▶ [What is needed]
Work through the data and say how many lines contain "this". The number alone is the answer.

▶ [Raw data]
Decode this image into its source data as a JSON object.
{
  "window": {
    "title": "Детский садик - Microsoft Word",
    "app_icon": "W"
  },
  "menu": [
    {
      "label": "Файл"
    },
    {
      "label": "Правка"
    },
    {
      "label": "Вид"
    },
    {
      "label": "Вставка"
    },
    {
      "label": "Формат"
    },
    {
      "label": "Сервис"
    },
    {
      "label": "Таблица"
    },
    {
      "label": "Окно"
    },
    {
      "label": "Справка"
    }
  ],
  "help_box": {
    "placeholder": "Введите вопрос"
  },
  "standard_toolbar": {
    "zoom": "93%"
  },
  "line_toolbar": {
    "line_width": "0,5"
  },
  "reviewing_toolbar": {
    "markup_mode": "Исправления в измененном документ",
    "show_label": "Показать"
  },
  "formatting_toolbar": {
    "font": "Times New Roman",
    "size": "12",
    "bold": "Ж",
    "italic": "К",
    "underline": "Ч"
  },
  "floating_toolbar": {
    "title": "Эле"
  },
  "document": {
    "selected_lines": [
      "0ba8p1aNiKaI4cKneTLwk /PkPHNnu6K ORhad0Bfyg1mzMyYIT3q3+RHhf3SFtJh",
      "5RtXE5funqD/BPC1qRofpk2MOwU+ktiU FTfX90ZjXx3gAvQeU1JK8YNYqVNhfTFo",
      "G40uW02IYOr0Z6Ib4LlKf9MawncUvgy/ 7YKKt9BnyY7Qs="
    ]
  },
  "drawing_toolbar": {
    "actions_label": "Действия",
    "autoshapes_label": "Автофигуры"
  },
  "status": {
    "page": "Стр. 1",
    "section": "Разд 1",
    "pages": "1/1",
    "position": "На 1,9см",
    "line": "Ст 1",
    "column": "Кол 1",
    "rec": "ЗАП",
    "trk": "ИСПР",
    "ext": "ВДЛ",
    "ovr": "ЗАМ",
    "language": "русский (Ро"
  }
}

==

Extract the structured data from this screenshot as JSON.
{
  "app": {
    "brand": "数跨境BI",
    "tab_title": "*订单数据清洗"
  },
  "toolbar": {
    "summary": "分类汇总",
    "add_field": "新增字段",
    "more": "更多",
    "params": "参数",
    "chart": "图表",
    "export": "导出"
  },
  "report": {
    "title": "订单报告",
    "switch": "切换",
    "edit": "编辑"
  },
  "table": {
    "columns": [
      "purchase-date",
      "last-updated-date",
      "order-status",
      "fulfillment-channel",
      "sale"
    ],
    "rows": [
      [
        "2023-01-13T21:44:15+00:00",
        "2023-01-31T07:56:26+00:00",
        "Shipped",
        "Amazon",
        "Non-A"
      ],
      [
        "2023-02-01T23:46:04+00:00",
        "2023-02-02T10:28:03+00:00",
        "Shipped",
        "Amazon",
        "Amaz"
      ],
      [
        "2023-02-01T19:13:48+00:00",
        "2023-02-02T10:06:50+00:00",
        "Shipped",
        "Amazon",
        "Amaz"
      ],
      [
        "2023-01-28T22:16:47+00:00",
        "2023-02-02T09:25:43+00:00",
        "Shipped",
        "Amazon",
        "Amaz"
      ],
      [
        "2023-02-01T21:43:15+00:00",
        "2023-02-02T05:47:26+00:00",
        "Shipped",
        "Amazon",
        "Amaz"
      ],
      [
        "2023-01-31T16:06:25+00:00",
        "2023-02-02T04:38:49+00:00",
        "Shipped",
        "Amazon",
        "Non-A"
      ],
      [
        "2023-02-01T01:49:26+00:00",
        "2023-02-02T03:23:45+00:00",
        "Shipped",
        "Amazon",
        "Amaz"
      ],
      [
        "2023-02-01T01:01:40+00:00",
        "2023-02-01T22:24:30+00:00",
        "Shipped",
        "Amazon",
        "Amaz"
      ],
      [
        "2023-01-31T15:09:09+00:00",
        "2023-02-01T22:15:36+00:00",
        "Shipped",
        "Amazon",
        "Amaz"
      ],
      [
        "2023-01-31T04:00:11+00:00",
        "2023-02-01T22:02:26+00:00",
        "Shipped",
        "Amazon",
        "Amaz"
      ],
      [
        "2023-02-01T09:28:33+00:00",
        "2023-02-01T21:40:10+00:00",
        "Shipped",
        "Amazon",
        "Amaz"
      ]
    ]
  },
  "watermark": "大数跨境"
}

▶ [Result of the exercise]
2